Can School Choice Work in Rural Areas?

Two Republican senators brought up the unique challenges students in sparsely populated areas face during Education Secretary-nominee Betsy DeVos’s hearing.

A yellow school bus drives down a dusty road with rolling plains in the background.
A school bus in rural Wyoming (Laura Rauch / AP)

Education Secretary-nominee Betsy DeVos offered little clarification of her policy goals at Tuesday’s Senate confirmation hearing, but one thing is certain: The Michigan billionaire is in favor of school choice. She has backed charter schools and voucher programs in the past, though she is adamant that this position does not equate to being anti-public school. At the hearing, both Republican Senator Mike Enzi, who represents Wyoming, and Republican Senator Lisa Murkowski of Alaska, brought up the unique challenges rural states face in education structure and financing. Both spoke of the distance issues students in frontier areas combat to physically get to non-public schools, and Murkowski referenced her constituents who are concerned about what happens when “there is no way to get to an alternative option for your child.” This structural problem—further entrenched by the reality that there are simply fewer students to populate new schools that might open—presents a tangled web of unequal supply and demand for charter schools. The “choice” aspect of school choice is not always realistic.

I spoke to Karen Eppley, an associate professor in the Pennsylvania State University College of Education and the editor of the Journal in Rural Research and Education, about what DeVos’s goals for education mean for sparsely populated states. Our conversation has been lightly edited for length and clarity.

Hayley Glatter: What aspects of education in rural areas affect how a model favoring school choice would be implemented there?

Karen Eppley: School choice is really complicated in rural areas not only because of the distance and financial constraints that many rural families have, but also because rural schools tend to function as anchors in their communities. Rural citizens tend to be highly involved with their schools; the schools are often the social anchor of the community, and they provide services not available elsewhere, like sports, summer lunch programs, night classes, and food pantries. They also tend to be major employers. Because so many families are so heavily involved in their community schools and have these social ties, the decision to withdraw their children and take them elsewhere—whether to a charter or a private school—has effects beyond just the daily school attendance.

Glatter: Currently, how does school choice operate in these rural areas?

Eppley: Rural charter schools make up about 16 percent of all charter schools nationwide, and a report showed this number is growing. A good portion of those charter schools were formed in response to school closures and consolidations. So whereas more urban and suburban charters tend to be run by management companies such as KIPP or Edison Learning, rural charter schools are different because they are often—but not always—run by community members. A lot of times, if the district wants to close a school, a group of community members will come in and say, “Okay, close the school, but we’re going to make this charter school in place of the former district school.”

Glatter: You mentioned the important community-building functions of rural schools, so how would moving toward a model favoring school choice as Betsy DeVos supports affect public schools in rural areas?

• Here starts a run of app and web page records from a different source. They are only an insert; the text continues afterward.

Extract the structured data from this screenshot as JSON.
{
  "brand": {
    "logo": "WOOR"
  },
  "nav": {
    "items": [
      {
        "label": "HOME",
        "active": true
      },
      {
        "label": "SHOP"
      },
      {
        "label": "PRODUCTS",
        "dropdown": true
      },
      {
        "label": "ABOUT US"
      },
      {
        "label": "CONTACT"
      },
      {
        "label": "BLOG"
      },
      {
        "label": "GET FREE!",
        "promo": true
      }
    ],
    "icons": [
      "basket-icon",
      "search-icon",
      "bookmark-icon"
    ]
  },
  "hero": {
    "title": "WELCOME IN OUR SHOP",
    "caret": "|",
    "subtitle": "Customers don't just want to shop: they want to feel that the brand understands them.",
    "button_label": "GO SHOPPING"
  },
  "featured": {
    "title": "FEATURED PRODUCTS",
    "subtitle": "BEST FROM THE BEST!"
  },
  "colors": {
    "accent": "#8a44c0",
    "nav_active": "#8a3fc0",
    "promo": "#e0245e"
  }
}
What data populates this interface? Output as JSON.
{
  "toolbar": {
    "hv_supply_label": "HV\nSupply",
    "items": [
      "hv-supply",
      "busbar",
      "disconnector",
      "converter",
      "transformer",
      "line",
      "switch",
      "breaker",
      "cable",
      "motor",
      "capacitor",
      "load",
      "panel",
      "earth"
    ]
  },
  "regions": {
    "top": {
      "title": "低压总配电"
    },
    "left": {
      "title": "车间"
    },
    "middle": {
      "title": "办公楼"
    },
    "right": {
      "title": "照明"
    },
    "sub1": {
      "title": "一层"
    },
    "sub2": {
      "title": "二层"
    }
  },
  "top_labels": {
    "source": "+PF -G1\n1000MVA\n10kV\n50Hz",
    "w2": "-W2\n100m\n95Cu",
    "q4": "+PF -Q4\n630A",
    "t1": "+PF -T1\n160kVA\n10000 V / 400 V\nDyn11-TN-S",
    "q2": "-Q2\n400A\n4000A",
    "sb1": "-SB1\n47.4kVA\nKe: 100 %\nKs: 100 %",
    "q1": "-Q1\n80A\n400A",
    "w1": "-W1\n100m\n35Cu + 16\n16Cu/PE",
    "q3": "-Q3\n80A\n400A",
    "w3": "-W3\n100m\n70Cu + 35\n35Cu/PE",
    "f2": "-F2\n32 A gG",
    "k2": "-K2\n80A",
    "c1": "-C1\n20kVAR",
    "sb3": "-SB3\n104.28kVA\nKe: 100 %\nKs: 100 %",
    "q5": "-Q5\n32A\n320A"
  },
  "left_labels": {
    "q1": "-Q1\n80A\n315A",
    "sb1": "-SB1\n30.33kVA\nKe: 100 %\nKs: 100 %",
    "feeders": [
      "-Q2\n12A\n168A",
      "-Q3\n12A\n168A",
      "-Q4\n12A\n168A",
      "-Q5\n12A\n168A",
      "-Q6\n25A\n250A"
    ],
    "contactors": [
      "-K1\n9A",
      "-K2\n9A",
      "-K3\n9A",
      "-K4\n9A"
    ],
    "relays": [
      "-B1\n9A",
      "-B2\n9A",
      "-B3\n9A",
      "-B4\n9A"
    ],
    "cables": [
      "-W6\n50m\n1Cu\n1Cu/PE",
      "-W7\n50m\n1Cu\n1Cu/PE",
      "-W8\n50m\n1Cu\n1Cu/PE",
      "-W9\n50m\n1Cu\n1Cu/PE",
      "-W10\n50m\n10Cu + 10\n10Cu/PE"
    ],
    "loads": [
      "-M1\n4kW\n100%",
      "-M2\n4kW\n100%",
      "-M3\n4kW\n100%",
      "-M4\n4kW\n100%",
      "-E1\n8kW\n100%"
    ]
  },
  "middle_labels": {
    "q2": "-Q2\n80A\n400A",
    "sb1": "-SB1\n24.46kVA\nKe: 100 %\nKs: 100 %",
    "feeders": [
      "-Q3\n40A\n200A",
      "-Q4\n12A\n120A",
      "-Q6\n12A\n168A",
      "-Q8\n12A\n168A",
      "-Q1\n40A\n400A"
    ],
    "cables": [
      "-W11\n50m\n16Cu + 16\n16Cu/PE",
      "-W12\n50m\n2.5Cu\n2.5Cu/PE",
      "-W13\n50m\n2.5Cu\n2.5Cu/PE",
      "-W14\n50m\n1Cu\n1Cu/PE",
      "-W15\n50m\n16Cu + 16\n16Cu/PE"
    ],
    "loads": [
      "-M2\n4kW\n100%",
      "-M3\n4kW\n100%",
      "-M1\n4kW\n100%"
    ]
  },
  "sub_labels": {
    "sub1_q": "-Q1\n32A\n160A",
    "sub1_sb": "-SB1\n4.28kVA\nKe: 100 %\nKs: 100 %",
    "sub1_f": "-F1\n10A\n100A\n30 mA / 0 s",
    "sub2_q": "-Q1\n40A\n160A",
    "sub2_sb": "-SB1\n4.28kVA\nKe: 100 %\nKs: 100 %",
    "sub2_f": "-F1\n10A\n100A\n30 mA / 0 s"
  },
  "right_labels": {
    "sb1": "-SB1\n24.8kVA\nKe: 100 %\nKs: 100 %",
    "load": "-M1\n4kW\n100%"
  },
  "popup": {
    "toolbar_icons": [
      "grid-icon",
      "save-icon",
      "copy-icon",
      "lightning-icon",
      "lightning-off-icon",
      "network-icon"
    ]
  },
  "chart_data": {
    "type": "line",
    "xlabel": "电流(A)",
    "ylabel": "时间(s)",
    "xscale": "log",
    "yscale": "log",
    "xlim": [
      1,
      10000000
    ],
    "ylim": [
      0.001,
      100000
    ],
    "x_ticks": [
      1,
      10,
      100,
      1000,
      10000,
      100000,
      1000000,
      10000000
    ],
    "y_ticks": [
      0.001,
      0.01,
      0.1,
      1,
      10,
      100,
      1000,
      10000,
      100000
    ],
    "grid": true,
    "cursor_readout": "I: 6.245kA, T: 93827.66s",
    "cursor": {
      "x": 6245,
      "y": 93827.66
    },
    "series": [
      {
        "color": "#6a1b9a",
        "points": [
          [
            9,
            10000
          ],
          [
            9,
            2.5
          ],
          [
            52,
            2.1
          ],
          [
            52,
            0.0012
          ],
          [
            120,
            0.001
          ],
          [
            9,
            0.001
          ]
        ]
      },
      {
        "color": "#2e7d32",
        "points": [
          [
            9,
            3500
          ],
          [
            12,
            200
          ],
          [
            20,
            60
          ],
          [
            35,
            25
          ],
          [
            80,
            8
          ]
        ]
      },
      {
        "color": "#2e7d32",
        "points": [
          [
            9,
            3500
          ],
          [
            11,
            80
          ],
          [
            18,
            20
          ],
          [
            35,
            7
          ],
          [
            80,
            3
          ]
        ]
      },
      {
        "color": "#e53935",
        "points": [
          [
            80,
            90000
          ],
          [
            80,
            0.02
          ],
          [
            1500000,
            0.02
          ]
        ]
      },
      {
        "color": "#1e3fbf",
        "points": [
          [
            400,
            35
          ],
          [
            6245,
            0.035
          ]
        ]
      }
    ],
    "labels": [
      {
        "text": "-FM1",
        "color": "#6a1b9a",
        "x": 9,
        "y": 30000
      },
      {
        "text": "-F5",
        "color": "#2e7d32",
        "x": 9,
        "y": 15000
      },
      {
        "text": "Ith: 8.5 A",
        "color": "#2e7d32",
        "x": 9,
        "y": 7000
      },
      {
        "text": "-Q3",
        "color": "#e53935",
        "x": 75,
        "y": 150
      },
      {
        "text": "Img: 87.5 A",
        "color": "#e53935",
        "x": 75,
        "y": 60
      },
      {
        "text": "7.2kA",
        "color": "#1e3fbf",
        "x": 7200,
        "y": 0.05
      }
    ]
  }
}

Eppley: There can be a lot of social implications. For example, if you’re a small school and you can barely field a football team, or you can barely field a basketball team, or you don’t have enough students to do, say, mock trial, when you pull those students out, then students who have remained in the host school are at a disadvantage as well. But more often, the reasoning that you’re going to hear has to do with the finances of it. In the U.S., of the states that have charter-school law—and not all of them do—[some] require the sending school to pay for transportation to the charter school. Not to the private school, but to the charter school. So that is an enormous financial drain on the sending school in addition to the per capita [dollars] that these students [send] the charter schools. So it can be financially devastating to schools that are already operating on the proverbial shoestring.

Glatter: Do you see any rural-specific benefits a charter-school model might be able to offer?

Eppley: The main benefit that I can see, and this is particularly true in Pennsylvania, is that often these rural charter schools are formed in response to school closures and consolidations. So, for example, I’m thinking of a particular school in Pennsylvania where the host district said it would close one of the elementary schools and the high school and consolidate with a district 45 minutes away. So what happened was parents opened a K-12 charter in response to that closure to keep that school in that community.